• _Aim of the exercise_
This exercise asks for the records to be retyped exactly as they read.
Top of Supplied records
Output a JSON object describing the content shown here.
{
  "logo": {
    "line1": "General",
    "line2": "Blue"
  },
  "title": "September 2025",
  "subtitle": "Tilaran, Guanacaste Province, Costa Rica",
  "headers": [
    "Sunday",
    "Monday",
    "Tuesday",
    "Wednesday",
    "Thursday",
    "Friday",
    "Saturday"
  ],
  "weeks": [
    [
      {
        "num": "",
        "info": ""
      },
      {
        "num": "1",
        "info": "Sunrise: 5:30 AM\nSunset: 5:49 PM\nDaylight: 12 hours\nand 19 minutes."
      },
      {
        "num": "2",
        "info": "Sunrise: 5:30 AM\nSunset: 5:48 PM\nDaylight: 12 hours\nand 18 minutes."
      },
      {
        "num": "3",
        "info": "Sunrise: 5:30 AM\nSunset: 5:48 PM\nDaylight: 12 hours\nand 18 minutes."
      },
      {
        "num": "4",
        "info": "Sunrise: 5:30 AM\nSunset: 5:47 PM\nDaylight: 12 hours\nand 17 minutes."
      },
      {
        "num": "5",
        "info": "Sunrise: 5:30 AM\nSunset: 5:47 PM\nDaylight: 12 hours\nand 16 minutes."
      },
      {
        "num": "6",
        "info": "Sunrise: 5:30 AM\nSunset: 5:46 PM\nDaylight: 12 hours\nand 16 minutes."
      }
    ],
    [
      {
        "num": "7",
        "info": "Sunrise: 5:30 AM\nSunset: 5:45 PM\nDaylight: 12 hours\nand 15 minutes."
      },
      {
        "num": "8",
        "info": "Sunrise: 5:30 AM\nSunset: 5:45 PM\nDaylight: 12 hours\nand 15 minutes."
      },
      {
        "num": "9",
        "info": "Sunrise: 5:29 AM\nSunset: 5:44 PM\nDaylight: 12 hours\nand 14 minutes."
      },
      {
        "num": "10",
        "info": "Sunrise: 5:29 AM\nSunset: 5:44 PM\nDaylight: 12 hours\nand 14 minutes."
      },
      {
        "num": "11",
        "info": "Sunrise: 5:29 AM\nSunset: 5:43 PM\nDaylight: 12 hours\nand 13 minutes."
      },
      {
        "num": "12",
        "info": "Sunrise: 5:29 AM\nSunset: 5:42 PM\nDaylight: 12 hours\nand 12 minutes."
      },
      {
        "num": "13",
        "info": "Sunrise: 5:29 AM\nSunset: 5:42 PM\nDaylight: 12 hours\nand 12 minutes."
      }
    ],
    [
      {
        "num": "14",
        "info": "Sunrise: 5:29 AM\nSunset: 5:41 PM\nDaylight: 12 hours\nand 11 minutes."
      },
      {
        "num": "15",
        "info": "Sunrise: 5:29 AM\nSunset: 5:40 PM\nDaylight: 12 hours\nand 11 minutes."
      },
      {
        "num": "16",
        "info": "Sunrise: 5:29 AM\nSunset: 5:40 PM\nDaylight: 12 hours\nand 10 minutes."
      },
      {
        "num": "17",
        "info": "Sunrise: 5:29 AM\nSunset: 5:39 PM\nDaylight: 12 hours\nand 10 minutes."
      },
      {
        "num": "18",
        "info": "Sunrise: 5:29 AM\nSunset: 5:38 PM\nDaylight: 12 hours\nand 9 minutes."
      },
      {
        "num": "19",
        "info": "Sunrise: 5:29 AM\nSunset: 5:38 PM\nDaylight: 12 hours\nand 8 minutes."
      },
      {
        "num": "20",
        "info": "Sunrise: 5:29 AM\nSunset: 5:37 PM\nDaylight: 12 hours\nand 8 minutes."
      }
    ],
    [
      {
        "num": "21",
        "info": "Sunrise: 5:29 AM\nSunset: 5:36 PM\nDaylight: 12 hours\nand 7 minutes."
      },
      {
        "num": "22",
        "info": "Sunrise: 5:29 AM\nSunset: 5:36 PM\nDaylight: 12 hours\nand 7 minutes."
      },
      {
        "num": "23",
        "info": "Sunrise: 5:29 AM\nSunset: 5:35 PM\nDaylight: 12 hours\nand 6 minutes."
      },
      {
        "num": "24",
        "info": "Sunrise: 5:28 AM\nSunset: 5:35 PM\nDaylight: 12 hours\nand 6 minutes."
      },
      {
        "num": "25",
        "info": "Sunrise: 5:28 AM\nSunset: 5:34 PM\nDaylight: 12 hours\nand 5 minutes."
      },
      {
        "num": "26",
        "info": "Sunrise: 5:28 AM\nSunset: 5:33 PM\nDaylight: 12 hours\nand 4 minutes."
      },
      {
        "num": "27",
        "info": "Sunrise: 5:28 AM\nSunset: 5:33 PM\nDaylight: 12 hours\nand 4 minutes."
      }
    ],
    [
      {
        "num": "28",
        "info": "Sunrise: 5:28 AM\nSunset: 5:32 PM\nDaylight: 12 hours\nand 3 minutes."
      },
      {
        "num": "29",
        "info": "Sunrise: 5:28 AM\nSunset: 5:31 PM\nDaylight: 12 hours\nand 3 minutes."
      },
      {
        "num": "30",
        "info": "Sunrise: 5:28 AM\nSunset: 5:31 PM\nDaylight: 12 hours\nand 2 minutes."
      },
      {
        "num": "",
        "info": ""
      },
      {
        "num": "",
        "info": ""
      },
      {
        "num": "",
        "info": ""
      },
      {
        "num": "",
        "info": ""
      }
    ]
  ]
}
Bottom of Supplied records
• _Task response_
Output a JSON object describing the content shown here.
{
  "logo": {
    "line1": "General",
    "line2": "Blue"
  },
  "title": "September 2025",
  "subtitle": "Tilaran, Guanacaste Province, Costa Rica",
  "headers": [
    "Sunday",
    "Monday",
    "Tuesday",
    "Wednesday",
    "Thursday",
    "Friday",
    "Saturday"
  ],
  "weeks": [
    [
      {
        "num": "",
        "info": ""
      },
      {
        "num": "1",
        "info": "Sunrise: 5:30 AM\nSunset: 5:49 PM\nDaylight: 12 hours\nand 19 minutes."
      },
      {
        "num": "2",
        "info": "Sunrise: 5:30 AM\nSunset: 5:48 PM\nDaylight: 12 hours\nand 18 minutes."
      },
      {
        "num": "3",
        "info": "Sunrise: 5:30 AM\nSunset: 5:48 PM\nDaylight: 12 hours\nand 18 minutes."
      },
      {
        "num": "4",
        "info": "Sunrise: 5:30 AM\nSunset: 5:47 PM\nDaylight: 12 hours\nand 17 minutes."
      },
      {
        "num": "5",
        "info": "Sunrise: 5:30 AM\nSunset: 5:47 PM\nDaylight: 12 hours\nand 16 minutes."
      },
      {
        "num": "6",
        "info": "Sunrise: 5:30 AM\nSunset: 5:46 PM\nDaylight: 12 hours\nand 16 minutes."
      }
    ],
    [
      {
        "num": "7",
        "info": "Sunrise: 5:30 AM\nSunset: 5:45 PM\nDaylight: 12 hours\nand 15 minutes."
      },
      {
        "num": "8",
        "info": "Sunrise: 5:30 AM\nSunset: 5:45 PM\nDaylight: 12 hours\nand 15 minutes."
      },
      {
        "num": "9",
        "info": "Sunrise: 5:29 AM\nSunset: 5:44 PM\nDaylight: 12 hours\nand 14 minutes."
      },
      {
        "num": "10",
        "info": "Sunrise: 5:29 AM\nSunset: 5:44 PM\nDaylight: 12 hours\nand 14 minutes."
      },
      {
        "num": "11",
        "info": "Sunrise: 5:29 AM\nSunset: 5:43 PM\nDaylight: 12 hours\nand 13 minutes."
      },
      {
        "num": "12",
        "info": "Sunrise: 5:29 AM\nSunset: 5:42 PM\nDaylight: 12 hours\nand 12 minutes."
      },
      {
        "num": "13",
        "info": "Sunrise: 5:29 AM\nSunset: 5:42 PM\nDaylight: 12 hours\nand 12 minutes."
      }
    ],
    [
      {
        "num": "14",
        "info": "Sunrise: 5:29 AM\nSunset: 5:41 PM\nDaylight: 12 hours\nand 11 minutes."
      },
      {
        "num": "15",
        "info": "Sunrise: 5:29 AM\nSunset: 5:40 PM\nDaylight: 12 hours\nand 11 minutes."
      },
      {
        "num": "16",
        "info": "Sunrise: 5:29 AM\nSunset: 5:40 PM\nDaylight: 12 hours\nand 10 minutes."
      },
      {
        "num": "17",
        "info": "Sunrise: 5:29 AM\nSunset: 5:39 PM\nDaylight: 12 hours\nand 10 minutes."
      },
      {
        "num": "18",
        "info": "Sunrise: 5:29 AM\nSunset: 5:38 PM\nDaylight: 12 hours\nand 9 minutes."
      },
      {
        "num": "19",
        "info": "Sunrise: 5:29 AM\nSunset: 5:38 PM\nDaylight: 12 hours\nand 8 minutes."
      },
      {
        "num": "20",
        "info": "Sunrise: 5:29 AM\nSunset: 5:37 PM\nDaylight: 12 hours\nand 8 minutes."
      }
    ],
    [
      {
        "num": "21",
        "info": "Sunrise: 5:29 AM\nSunset: 5:36 PM\nDaylight: 12 hours\nand 7 minutes."
      },
      {
        "num": "22",
        "info": "Sunrise: 5:29 AM\nSunset: 5:36 PM\nDaylight: 12 hours\nand 7 minutes."
      },
      {
        "num": "23",
        "info": "Sunrise: 5:29 AM\nSunset: 5:35 PM\nDaylight: 12 hours\nand 6 minutes."
      },
      {
        "num": "24",
        "info": "Sunrise: 5:28 AM\nSunset: 5:35 PM\nDaylight: 12 hours\nand 6 minutes."
      },
      {
        "num": "25",
        "info": "Sunrise: 5:28 AM\nSunset: 5:34 PM\nDaylight: 12 hours\nand 5 minutes."
      },
      {
        "num": "26",
        "info": "Sunrise: 5:28 AM\nSunset: 5:33 PM\nDaylight: 12 hours\nand 4 minutes."
      },
      {
        "num": "27",
        "info": "Sunrise: 5:28 AM\nSunset: 5:33 PM\nDaylight: 12 hours\nand 4 minutes."
      }
    ],
    [
      {
        "num": "28",
        "info": "Sunrise: 5:28 AM\nSunset: 5:32 PM\nDaylight: 12 hours\nand 3 minutes."
      },
      {
        "num": "29",
        "info": "Sunrise: 5:28 AM\nSunset: 5:31 PM\nDaylight: 12 hours\nand 3 minutes."
      },
      {
        "num": "30",
        "info": "Sunrise: 5:28 AM\nSunset: 5:31 PM\nDaylight: 12 hours\nand 2 minutes."
      },
      {
        "num": "",
        "info": ""
      },
      {
        "num": "",
        "info": ""
      },
      {
        "num": "",
        "info": ""
      },
      {
        "num": "",
        "info": ""
      }
    ]
  ]
}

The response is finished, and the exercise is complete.